When we arrived at Chris’ farm he firstly showed us the trees bearing fruit. At about only a few meters tall, these trees produce beautiful coloured cacao pods in shades of yellow, green, blue, and reds all attached to the trunk of the tree. Tiny flower buds that will eventually become pods sprout along branches, and are protected by the shade of the leaves.

Chris shared some facts about his plantation as he showed us around. He currently has about 6000 trees that are producing fruit with another 8000 young plants in the nursery. He anticipates the farm will eventually be home to 30,000 trees.  It takes about 18 months for one of his trees to bear fruit, and he grows mostly Trinitario hybrid varieties of cacao.

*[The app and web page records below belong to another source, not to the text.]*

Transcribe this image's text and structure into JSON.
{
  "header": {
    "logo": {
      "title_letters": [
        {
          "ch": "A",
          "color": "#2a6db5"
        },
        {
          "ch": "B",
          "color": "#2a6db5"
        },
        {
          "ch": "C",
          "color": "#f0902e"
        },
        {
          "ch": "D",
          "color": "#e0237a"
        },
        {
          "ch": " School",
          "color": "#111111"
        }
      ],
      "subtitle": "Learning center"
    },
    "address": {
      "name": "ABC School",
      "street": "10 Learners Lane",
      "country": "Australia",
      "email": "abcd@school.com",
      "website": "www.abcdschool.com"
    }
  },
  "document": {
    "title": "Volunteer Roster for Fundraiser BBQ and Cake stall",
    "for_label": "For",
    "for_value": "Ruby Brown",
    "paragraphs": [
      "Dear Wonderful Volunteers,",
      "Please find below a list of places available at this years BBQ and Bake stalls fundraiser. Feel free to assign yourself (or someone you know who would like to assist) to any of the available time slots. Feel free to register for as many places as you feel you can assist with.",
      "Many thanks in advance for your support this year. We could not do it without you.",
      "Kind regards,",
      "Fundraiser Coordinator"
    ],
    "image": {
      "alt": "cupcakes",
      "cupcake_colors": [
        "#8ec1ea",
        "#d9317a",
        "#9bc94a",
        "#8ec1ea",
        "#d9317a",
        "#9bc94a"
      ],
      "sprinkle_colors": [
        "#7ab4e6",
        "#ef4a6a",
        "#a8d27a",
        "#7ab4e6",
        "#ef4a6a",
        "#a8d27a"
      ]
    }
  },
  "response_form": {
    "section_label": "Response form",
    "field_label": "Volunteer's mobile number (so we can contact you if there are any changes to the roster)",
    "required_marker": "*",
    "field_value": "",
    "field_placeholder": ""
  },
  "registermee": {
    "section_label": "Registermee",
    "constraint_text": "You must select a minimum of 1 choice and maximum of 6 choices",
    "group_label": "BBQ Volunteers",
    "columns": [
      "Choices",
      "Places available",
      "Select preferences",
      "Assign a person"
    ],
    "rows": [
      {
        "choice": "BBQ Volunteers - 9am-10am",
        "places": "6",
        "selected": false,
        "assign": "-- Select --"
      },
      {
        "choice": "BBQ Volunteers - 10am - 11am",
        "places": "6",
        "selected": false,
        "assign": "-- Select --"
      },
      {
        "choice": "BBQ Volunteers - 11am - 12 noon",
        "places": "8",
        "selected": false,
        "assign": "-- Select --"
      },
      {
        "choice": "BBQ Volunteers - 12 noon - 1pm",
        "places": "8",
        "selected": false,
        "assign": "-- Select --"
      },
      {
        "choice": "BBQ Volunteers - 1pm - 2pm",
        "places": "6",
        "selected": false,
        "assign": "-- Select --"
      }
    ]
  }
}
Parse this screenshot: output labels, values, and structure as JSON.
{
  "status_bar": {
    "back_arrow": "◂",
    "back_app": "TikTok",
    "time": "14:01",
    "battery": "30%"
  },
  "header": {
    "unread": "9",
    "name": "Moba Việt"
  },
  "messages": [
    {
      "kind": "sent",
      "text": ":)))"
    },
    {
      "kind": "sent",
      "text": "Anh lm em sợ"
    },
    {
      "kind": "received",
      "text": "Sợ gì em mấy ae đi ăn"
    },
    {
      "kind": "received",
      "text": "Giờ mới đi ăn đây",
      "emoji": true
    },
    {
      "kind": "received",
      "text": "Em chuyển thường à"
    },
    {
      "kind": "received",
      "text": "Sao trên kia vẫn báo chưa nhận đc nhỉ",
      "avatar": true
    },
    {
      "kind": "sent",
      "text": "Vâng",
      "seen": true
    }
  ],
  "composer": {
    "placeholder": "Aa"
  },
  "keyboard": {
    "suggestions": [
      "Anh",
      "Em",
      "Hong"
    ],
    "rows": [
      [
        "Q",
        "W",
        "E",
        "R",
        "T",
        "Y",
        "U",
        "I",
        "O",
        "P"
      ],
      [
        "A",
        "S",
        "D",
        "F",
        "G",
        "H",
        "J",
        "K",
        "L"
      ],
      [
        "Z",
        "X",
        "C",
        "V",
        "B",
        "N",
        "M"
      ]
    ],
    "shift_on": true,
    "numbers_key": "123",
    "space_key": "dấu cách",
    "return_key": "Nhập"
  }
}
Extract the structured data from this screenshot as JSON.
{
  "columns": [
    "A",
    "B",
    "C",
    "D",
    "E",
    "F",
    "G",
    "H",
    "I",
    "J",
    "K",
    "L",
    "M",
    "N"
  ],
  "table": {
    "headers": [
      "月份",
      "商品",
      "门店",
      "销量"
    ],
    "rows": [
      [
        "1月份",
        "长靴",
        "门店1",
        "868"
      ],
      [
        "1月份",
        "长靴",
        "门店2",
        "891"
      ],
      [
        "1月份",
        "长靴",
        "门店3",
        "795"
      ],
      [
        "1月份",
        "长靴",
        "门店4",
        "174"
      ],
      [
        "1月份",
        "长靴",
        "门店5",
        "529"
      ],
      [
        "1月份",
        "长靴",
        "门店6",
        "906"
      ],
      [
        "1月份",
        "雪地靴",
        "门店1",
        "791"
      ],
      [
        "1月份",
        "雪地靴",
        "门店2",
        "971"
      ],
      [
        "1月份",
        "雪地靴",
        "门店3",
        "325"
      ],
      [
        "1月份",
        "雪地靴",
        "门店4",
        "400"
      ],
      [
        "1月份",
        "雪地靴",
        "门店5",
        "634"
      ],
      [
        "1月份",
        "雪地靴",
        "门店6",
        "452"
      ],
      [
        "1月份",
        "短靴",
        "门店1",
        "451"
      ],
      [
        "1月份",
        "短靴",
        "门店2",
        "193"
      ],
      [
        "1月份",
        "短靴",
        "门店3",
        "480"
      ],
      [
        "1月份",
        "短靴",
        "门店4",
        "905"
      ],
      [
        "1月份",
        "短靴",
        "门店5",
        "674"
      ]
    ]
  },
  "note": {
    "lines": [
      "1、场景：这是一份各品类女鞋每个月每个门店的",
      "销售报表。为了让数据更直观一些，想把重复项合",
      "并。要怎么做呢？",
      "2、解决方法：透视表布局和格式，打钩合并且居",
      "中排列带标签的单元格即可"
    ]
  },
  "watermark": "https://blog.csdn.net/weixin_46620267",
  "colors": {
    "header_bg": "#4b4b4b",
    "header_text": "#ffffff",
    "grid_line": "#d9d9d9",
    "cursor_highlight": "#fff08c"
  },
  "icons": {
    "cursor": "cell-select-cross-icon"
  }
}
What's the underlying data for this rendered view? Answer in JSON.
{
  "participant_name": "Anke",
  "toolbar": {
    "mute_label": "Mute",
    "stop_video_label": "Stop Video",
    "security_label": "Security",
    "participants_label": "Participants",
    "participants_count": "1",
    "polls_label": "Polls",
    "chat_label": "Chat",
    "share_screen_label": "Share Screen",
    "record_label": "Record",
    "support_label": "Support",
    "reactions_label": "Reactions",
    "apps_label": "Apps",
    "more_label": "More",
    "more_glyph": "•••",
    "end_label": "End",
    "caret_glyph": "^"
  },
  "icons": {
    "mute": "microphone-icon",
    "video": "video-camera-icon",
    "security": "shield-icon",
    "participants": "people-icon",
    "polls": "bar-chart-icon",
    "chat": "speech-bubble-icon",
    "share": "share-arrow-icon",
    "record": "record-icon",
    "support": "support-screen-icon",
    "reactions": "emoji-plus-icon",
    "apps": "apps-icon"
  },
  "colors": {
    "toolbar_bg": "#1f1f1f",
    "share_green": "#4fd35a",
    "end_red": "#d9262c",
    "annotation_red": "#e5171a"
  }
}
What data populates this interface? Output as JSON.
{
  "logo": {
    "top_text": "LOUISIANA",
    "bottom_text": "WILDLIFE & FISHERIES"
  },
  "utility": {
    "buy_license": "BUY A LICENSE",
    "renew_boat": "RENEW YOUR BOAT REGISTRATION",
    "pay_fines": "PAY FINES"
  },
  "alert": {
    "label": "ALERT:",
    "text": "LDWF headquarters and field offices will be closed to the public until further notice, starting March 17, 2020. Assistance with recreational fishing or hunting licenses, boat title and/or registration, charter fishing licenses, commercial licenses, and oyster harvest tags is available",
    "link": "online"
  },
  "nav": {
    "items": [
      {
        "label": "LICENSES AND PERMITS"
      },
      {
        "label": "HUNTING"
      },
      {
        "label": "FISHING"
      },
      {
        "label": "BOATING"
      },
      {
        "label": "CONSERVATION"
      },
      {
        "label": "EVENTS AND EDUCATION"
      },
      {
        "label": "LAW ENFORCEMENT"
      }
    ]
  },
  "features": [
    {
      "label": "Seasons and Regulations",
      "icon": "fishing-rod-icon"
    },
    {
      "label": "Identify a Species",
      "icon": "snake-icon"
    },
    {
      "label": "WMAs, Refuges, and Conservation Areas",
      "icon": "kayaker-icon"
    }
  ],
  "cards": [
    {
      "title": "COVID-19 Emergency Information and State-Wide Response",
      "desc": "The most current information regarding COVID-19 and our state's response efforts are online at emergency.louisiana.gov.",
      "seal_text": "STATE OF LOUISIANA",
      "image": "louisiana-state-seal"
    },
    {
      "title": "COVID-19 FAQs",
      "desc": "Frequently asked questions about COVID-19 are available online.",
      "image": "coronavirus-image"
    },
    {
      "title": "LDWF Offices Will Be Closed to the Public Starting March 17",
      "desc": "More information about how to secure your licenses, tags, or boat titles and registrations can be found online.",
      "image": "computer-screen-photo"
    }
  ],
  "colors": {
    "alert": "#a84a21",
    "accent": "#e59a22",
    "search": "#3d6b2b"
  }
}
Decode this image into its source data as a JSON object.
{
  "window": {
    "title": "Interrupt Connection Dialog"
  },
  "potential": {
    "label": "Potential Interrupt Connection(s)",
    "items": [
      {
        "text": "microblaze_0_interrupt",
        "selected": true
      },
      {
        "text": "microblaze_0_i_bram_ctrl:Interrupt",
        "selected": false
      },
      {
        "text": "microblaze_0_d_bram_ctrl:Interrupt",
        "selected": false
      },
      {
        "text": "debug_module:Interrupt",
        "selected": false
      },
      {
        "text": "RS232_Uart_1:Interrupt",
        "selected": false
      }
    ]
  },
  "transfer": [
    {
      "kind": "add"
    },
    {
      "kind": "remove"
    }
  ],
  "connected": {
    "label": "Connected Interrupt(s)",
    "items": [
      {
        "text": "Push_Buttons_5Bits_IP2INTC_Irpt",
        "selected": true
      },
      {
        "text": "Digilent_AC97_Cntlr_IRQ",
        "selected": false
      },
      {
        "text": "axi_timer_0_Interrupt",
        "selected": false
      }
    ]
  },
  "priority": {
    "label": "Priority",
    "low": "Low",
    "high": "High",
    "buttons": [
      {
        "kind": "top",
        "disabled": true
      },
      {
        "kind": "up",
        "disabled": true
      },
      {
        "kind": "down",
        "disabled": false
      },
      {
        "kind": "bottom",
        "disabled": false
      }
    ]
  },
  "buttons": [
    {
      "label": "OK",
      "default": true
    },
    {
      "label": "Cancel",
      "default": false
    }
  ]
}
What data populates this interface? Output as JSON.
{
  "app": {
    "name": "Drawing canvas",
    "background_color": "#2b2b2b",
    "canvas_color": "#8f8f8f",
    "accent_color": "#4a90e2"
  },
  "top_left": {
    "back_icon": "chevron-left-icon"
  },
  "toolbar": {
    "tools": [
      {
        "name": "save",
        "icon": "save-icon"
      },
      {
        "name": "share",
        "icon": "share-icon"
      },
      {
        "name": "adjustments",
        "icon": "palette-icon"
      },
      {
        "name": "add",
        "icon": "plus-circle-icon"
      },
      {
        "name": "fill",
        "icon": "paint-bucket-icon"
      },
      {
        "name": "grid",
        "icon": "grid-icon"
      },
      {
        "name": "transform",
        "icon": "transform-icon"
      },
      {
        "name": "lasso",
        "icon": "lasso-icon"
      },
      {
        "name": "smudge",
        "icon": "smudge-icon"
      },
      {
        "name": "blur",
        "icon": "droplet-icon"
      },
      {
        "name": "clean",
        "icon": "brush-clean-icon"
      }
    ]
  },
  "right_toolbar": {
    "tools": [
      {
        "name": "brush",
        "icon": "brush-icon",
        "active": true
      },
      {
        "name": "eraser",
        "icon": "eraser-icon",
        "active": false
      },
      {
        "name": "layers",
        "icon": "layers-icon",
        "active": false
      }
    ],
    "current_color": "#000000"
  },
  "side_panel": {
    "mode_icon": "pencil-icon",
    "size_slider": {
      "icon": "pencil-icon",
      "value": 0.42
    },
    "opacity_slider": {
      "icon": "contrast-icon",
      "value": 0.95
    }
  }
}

In 35 degree heat (it was cool that day according to Chris) talked through the process he uses on his farm. After harvesting, the pods are cut open. Inside each pod is a fleshy white pulp containing cacao beans. The pulp and beans are scooped out and placed into a large wooden container, where they are kept covered by hessian to ferment for about a week. Upon touch, the beans and warm and smell sweet and yeasty. After fermentation, the beans need to dry. They are laid out in the sun to dry in a single layer and must fully dry to avoid mould growing. Correct fermentation is critical to developing the flavour of the cacao. The beans are then gently roasted.

After roasting, it is time to crack and winnow the beans. Each bean has a thin outer husk which needs to be removed in order for the cacao to continue to the grinding phase, where it can then go on to become chocolate. The beans and placed into a machine called a cracker. They are cracked open to separate the husks from the nibs (a process known as winnowing). Being a small scale farm, only a few beans can go into the cracker at one time. This is the point where Chris collects the husks, and packages them carefully to be shipped down to us in Sydney.

After our visit to Charley’s chocolate tour, we headed to Mission Beach to spend the afternoon chilling in the sun and eating locally caught Balmain bugs, mud crab and prawns before heading home to Sydney the next day.

Chris and Lynn run (weather dependent) weekly tours of their farm, click here www.charleys.com.au for more information about tours, their award-winning chocolate and sulphite-free dried fruits!